***** Given records *****

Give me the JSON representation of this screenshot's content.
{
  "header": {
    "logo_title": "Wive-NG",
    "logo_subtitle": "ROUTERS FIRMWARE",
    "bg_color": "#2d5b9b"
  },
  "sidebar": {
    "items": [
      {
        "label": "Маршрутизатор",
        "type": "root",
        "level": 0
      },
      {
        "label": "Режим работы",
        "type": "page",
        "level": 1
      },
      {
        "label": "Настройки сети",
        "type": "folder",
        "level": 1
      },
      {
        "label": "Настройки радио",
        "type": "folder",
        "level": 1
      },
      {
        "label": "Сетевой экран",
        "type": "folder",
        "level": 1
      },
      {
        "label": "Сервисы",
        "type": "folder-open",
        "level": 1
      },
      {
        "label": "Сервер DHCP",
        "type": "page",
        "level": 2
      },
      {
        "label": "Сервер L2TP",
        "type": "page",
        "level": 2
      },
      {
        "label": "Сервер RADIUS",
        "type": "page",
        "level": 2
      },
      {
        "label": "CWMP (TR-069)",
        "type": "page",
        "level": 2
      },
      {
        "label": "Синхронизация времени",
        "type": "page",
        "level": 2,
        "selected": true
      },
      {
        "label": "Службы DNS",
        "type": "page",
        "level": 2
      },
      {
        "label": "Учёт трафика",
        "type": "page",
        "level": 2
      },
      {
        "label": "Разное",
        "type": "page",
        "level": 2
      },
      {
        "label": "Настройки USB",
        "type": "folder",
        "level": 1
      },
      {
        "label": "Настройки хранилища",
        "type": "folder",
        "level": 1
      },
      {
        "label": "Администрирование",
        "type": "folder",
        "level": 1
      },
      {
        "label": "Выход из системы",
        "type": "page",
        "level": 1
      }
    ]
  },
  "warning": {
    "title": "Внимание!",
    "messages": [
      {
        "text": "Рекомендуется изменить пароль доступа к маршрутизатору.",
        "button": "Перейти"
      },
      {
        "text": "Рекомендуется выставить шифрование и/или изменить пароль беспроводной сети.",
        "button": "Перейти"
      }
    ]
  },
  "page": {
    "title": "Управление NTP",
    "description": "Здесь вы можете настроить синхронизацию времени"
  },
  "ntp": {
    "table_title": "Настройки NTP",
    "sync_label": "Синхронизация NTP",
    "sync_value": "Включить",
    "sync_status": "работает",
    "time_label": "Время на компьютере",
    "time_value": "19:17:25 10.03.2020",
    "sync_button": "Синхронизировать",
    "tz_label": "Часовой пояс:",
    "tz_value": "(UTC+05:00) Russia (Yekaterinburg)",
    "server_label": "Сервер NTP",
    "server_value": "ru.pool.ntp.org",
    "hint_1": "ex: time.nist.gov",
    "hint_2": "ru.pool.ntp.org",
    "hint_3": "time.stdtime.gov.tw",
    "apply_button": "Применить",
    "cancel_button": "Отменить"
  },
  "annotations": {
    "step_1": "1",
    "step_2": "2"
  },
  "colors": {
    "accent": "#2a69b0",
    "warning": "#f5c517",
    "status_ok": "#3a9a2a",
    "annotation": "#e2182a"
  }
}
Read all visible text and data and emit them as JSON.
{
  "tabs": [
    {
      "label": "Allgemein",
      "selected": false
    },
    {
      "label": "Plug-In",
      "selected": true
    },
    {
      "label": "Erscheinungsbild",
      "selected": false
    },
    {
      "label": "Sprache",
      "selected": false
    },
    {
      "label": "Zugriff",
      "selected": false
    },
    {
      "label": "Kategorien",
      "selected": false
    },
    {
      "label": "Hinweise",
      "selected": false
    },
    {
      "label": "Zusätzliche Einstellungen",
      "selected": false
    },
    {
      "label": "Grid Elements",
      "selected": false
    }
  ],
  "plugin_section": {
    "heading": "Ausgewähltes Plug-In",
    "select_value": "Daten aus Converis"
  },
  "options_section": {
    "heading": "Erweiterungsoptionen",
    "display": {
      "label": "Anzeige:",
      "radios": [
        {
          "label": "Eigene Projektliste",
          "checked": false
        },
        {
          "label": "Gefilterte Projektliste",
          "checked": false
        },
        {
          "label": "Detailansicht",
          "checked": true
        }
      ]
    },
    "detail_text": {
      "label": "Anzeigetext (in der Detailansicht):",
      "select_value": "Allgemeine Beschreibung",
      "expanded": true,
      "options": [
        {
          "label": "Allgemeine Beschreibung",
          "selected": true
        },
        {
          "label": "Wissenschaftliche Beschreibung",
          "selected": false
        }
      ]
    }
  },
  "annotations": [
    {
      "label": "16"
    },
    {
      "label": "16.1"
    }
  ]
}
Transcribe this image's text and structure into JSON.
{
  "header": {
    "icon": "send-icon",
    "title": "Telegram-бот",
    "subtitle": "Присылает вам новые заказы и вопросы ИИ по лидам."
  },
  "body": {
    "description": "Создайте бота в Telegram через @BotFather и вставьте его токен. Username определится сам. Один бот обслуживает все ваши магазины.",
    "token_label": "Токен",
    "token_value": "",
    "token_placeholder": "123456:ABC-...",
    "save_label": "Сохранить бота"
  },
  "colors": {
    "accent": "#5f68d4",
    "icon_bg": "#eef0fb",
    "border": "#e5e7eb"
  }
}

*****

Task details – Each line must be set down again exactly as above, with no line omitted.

Task answer –
Give me the JSON representation of this screenshot's content.
{
  "header": {
    "logo_title": "Wive-NG",
    "logo_subtitle": "ROUTERS FIRMWARE",
    "bg_color": "#2d5b9b"
  },
  "sidebar": {
    "items": [
      {
        "label": "Маршрутизатор",
        "type": "root",
        "level": 0
      },
      {
        "label": "Режим работы",
        "type": "page",
        "level": 1
      },
      {
        "label": "Настройки сети",
        "type": "folder",
        "level": 1
      },
      {
        "label": "Настройки радио",
        "type": "folder",
        "level": 1
      },
      {
        "label": "Сетевой экран",
        "type": "folder",
        "level": 1
      },
      {
        "label": "Сервисы",
        "type": "folder-open",
        "level": 1
      },
      {
        "label": "Сервер DHCP",
        "type": "page",
        "level": 2
      },
      {
        "label": "Сервер L2TP",
        "type": "page",
        "level": 2
      },
      {
        "label": "Сервер RADIUS",
        "type": "page",
        "level": 2
      },
      {
        "label": "CWMP (TR-069)",
        "type": "page",
        "level": 2
      },
      {
        "label": "Синхронизация времени",
        "type": "page",
        "level": 2,
        "selected": true
      },
      {
        "label": "Службы DNS",
        "type": "page",
        "level": 2
      },
      {
        "label": "Учёт трафика",
        "type": "page",
        "level": 2
      },
      {
        "label": "Разное",
        "type": "page",
        "level": 2
      },
      {
        "label": "Настройки USB",
        "type": "folder",
        "level": 1
      },
      {
        "label": "Настройки хранилища",
        "type": "folder",
        "level": 1
      },
      {
        "label": "Администрирование",
        "type": "folder",
        "level": 1
      },
      {
        "label": "Выход из системы",
        "type": "page",
        "level": 1
      }
    ]
  },
  "warning": {
    "title": "Внимание!",
    "messages": [
      {
        "text": "Рекомендуется изменить пароль доступа к маршрутизатору.",
        "button": "Перейти"
      },
      {
        "text": "Рекомендуется выставить шифрование и/или изменить пароль беспроводной сети.",
        "button": "Перейти"
      }
    ]
  },
  "page": {
    "title": "Управление NTP",
    "description": "Здесь вы можете настроить синхронизацию времени"
  },
  "ntp": {
    "table_title": "Настройки NTP",
    "sync_label": "Синхронизация NTP",
    "sync_value": "Включить",
    "sync_status": "работает",
    "time_label": "Время на компьютере",
    "time_value": "19:17:25 10.03.2020",
    "sync_button": "Синхронизировать",
    "tz_label": "Часовой пояс:",
    "tz_value": "(UTC+05:00) Russia (Yekaterinburg)",
    "server_label": "Сервер NTP",
    "server_value": "ru.pool.ntp.org",
    "hint_1": "ex: time.nist.gov",
    "hint_2": "ru.pool.ntp.org",
    "hint_3": "time.stdtime.gov.tw",
    "apply_button": "Применить",
    "cancel_button": "Отменить"
  },
  "annotations": {
    "step_1": "1",
    "step_2": "2"
  },
  "colors": {
    "accent": "#2a69b0",
    "warning": "#f5c517",
    "status_ok": "#3a9a2a",
    "annotation": "#e2182a"
  }
}
Read all visible text and data and emit them as JSON.
{
  "tabs": [
    {
      "label": "Allgemein",
      "selected": false
    },
    {
      "label": "Plug-In",
      "selected": true
    },
    {
      "label": "Erscheinungsbild",
      "selected": false
    },
    {
      "label": "Sprache",
      "selected": false
    },
    {
      "label": "Zugriff",
      "selected": false
    },
    {
      "label": "Kategorien",
      "selected": false
    },
    {
      "label": "Hinweise",
      "selected": false
    },
    {
      "label": "Zusätzliche Einstellungen",
      "selected": false
    },
    {
      "label": "Grid Elements",
      "selected": false
    }
  ],
  "plugin_section": {
    "heading": "Ausgewähltes Plug-In",
    "select_value": "Daten aus Converis"
  },
  "options_section": {
    "heading": "Erweiterungsoptionen",
    "display": {
      "label": "Anzeige:",
      "radios": [
        {
          "label": "Eigene Projektliste",
          "checked": false
        },
        {
          "label": "Gefilterte Projektliste",
          "checked": false
        },
        {
          "label": "Detailansicht",
          "checked": true
        }
      ]
    },
    "detail_text": {
      "label": "Anzeigetext (in der Detailansicht):",
      "select_value": "Allgemeine Beschreibung",
      "expanded": true,
      "options": [
        {
          "label": "Allgemeine Beschreibung",
          "selected": true
        },
        {
          "label": "Wissenschaftliche Beschreibung",
          "selected": false
        }
      ]
    }
  },
  "annotations": [
    {
      "label": "16"
    },
    {
      "label": "16.1"
    }
  ]
}
Transcribe this image's text and structure into JSON.
{
  "header": {
    "icon": "send-icon",
    "title": "Telegram-бот",
    "subtitle": "Присылает вам новые заказы и вопросы ИИ по лидам."
  },
  "body": {
    "description": "Создайте бота в Telegram через @BotFather и вставьте его токен. Username определится сам. Один бот обслуживает все ваши магазины.",
    "token_label": "Токен",
    "token_value": "",
    "token_placeholder": "123456:ABC-...",
    "save_label": "Сохранить бота"
  },
  "colors": {
    "accent": "#5f68d4",
    "icon_bg": "#eef0fb",
    "border": "#e5e7eb"
  }
}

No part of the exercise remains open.